Presently, an advertising campaign for the skin-lightening product GlutaMAX hangs on billboards across the Philippines that shows a fair-skinned woman and a darker-skinned woman and reads: “Maputi lang, favorite na ni boss? Unfair ‘di ba? ‘Wag magalit, mag-GlutaMAX!” (”When you’re white, you’re already beautiful. It’s unfair, right? Don’t be mad, be GlutaMAX!”)
so there was this ad in edsa i saw last week and found interesting because i thought it was addressing colorism in the ph and the second picture is what it was replaced by. it was an ad for whitening products. fuck you glutamax pic.twitter.com/C3g408Mvby
— janana (@bukotart) April 13, 2019
Aside from dubious advertising that blatantly calls out dark skin as less attractive, the massive $300 billion global skincare industry is bigger than ever with new products claiming newer abilities.
And, in the current wave of feminist corporatization, community marketing and the growth of influencer network bases asserts female consumers’ choices to look however they want to look. But is the choice to lighten one’s skin a choice made on pure volition, or is that free will an illusion, an unconscious choice influenced by advertising and commerce?
At the recent FilAm Arts town hall that discussed a wide range of community issues related to anti-blackness, E.J.R. David, a professor in clinical-community psychology at the University of Alaska Anchorage, noted that the skin whitening business is a global industry that rakes in $5 billion a year.
In other words, $5 billion a year is invested in consumers’ (mostly women of color) insecurities associated with the myth that being fair-skinned is superior, David noted.

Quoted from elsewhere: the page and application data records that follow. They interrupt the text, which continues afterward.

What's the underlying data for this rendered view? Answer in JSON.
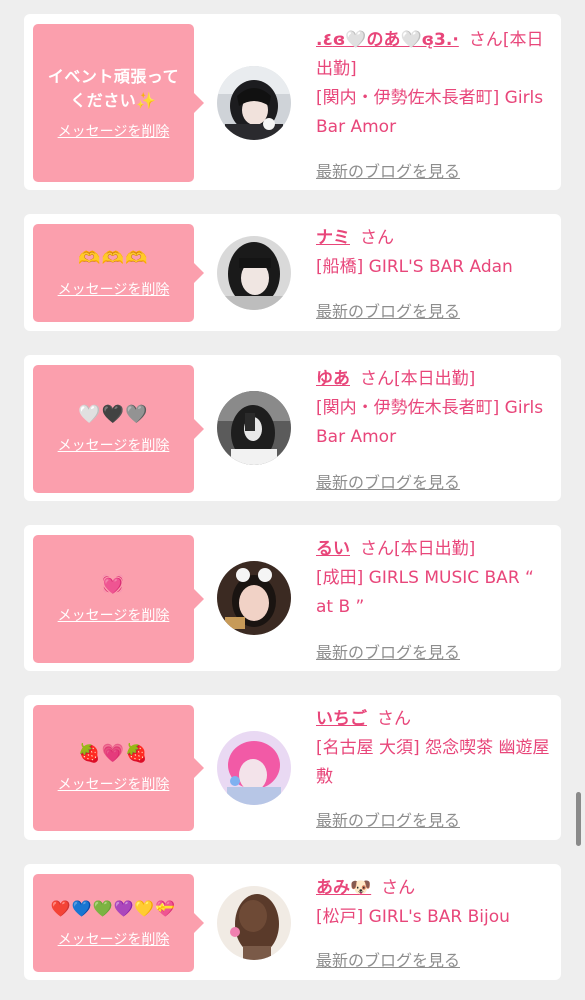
{
  "cards": [
    {
      "message": "イベント頑張って\nください✨",
      "delete_label": "メッセージを削除",
      "name": ".٤ɞ🤍のあ🤍ɞ̨3.·",
      "san": "さん",
      "status": "[本日出勤]",
      "shop": "[関内・伊勢佐木長者町] Girls Bar Amor",
      "blog_label": "最新のブログを見る"
    },
    {
      "message": "🫶🫶🫶",
      "delete_label": "メッセージを削除",
      "name": "ナミ",
      "san": "さん",
      "status": "",
      "shop": "[船橋] GIRL'S BAR Adan",
      "blog_label": "最新のブログを見る"
    },
    {
      "message": "🤍🖤🩶",
      "delete_label": "メッセージを削除",
      "name": "ゆあ",
      "san": "さん",
      "status": "[本日出勤]",
      "shop": "[関内・伊勢佐木長者町] Girls Bar Amor",
      "blog_label": "最新のブログを見る"
    },
    {
      "message": "💓",
      "delete_label": "メッセージを削除",
      "name": "るい",
      "san": "さん",
      "status": "[本日出勤]",
      "shop": "[成田] GIRLS MUSIC BAR “ at B ”",
      "blog_label": "最新のブログを見る"
    },
    {
      "message": "🍓💗🍓",
      "delete_label": "メッセージを削除",
      "name": "いちご",
      "san": "さん",
      "status": "",
      "shop": "[名古屋 大須] 怨念喫茶 幽遊屋敷",
      "blog_label": "最新のブログを見る"
    },
    {
      "message": "❤️💙💚💜💛💝",
      "delete_label": "メッセージを削除",
      "name": "あみ🐶",
      "san": "さん",
      "status": "",
      "shop": "[松戸] GIRL's BAR Bijou",
      "blog_label": "最新のブログを見る"
    }
  ],
  "colors": {
    "bubble": "#fb9fad",
    "accent": "#e8467a",
    "link_gray": "#8e8e8e",
    "background": "#eeeeee"
  }
}
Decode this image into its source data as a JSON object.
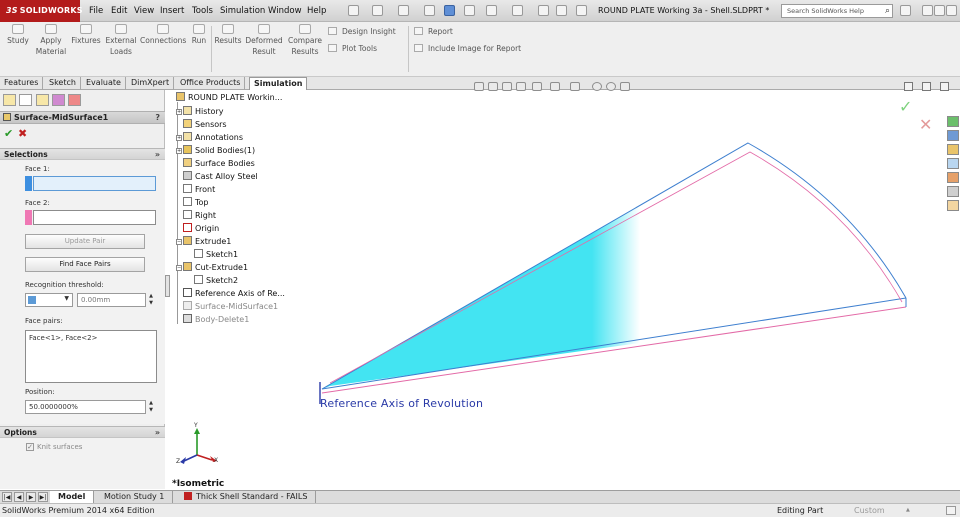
{
  "app": {
    "logo": "SOLIDWORKS",
    "document_title": "ROUND PLATE Working 3a - Shell.SLDPRT *",
    "search_placeholder": "Search SolidWorks Help",
    "menu": [
      "File",
      "Edit",
      "View",
      "Insert",
      "Tools",
      "Simulation",
      "Window",
      "Help"
    ]
  },
  "ribbon": {
    "study": "Study",
    "apply_material": [
      "Apply",
      "Material"
    ],
    "fixtures": "Fixtures",
    "external_loads": [
      "External",
      "Loads"
    ],
    "connections": "Connections",
    "run": "Run",
    "results": "Results",
    "deformed_result": [
      "Deformed",
      "Result"
    ],
    "compare_results": [
      "Compare",
      "Results"
    ],
    "design_insight": "Design Insight",
    "plot_tools": "Plot Tools",
    "report": "Report",
    "include_image": "Include Image for Report"
  },
  "tabs": [
    "Features",
    "Sketch",
    "Evaluate",
    "DimXpert",
    "Office Products",
    "Simulation"
  ],
  "active_tab": "Simulation",
  "property_manager": {
    "title": "Surface-MidSurface1",
    "help": "?",
    "selections": {
      "heading": "Selections",
      "face1_label": "Face 1:",
      "face2_label": "Face 2:",
      "update_pair": "Update Pair",
      "find_face_pairs": "Find Face Pairs",
      "threshold_label": "Recognition threshold:",
      "threshold_value": "0.00mm",
      "face_pairs_label": "Face pairs:",
      "face_pairs_value": "Face<1>, Face<2>",
      "position_label": "Position:",
      "position_value": "50.0000000%"
    },
    "options": {
      "heading": "Options",
      "knit_surfaces": "Knit surfaces"
    }
  },
  "feature_tree": {
    "root": "ROUND PLATE Workin...",
    "items": [
      "History",
      "Sensors",
      "Annotations",
      "Solid Bodies(1)",
      "Surface Bodies",
      "Cast Alloy Steel",
      "Front",
      "Top",
      "Right",
      "Origin",
      "Extrude1",
      "Sketch1",
      "Cut-Extrude1",
      "Sketch2",
      "Reference Axis of Re...",
      "Surface-MidSurface1",
      "Body-Delete1"
    ]
  },
  "viewport": {
    "axis_label": "Reference Axis of Revolution",
    "view_name": "*Isometric",
    "triad": [
      "Y",
      "X",
      "Z"
    ]
  },
  "bottom_tabs": [
    "Model",
    "Motion Study 1",
    "Thick Shell Standard - FAILS"
  ],
  "status": {
    "left": "SolidWorks Premium 2014 x64 Edition",
    "mode": "Editing Part",
    "units": "Custom"
  },
  "colors": {
    "brand": "#b31b1b",
    "face1": "#3d8fe0",
    "face2": "#ef78b4",
    "surface_fill": "#43e4f2",
    "edge_blue": "#3e7fcf",
    "edge_pink": "#e36aa7"
  }
}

According to the World Health Organization, skin lightening is among the fastest-growing industries and is expected to be worth $31.2 billion by 2025 with about half of that portion coming from the Asian-Pacific markets.
The corporatization of colorist attitudes among these communities is largely tied to colonization when imperialists would establish skin tone hierarchies among natives, David explained.
Colorism in the Philippines reached a boom around the mid-to-late 20th century when consumerism swept the nation and more and more products that claim to lighten skin.
“It’s an extremely lucrative industry and the people who run these companies are very powerful people who benefit from Filipinos’ obsession with lighter skin, so it’ll be a tough battle to resist them and to take these products away that have been so profitable for them,” David said. (David’s remarks were made before Johnson & Johnson’s announcement.)
What’s more is the lack of standards and practices within the world of skin-lightening that preys on the deeply rooted insecurities of naturally darker-skinned women in Southeast Asia, South Asia and the Middle East.
“Skin bleaching treatments are largely unregulated. There are a lot of ‘skin whitening’ products and treatments out there on the market with little or no medical evidence,” Claire Chang, a board-certified dermatologist told Vogue in 2019.
The desire to be fair is so drastic that consumers in these countries — which lack robust regulatory bodies in the health and beauty space — that consumers are willing to sacrifice the health of their skin to achieve a fair look.
Johnson & Johnson removing these popular skin whiteners from retail in societies with deeply embedded predilections on fairness and European standards of beauty is a huge move toward a possible reconfiguration of skincare marketing and advertising.
However, Johnson & Johnson is only one company in an industry that includes L’Oreal, Procter & Gamble and Unilever which continue to make and market similar products.
But proponents of eradicating the trends of skin whitening hope that with these renewed conversations on colorism within the Filipino community — and other communities in Southeast Asia, South Asia and the Middle East — can lead to healthier choices for generations of consumers to come.
“I hope Filipinos finally wake up and see that these corporations have been getting rich through systemic denigration of the Filipino culture and I hope the Filipino masses finally say enough to this,” David added. “I hope we can unite and then render the skin whitening industry obsolete.”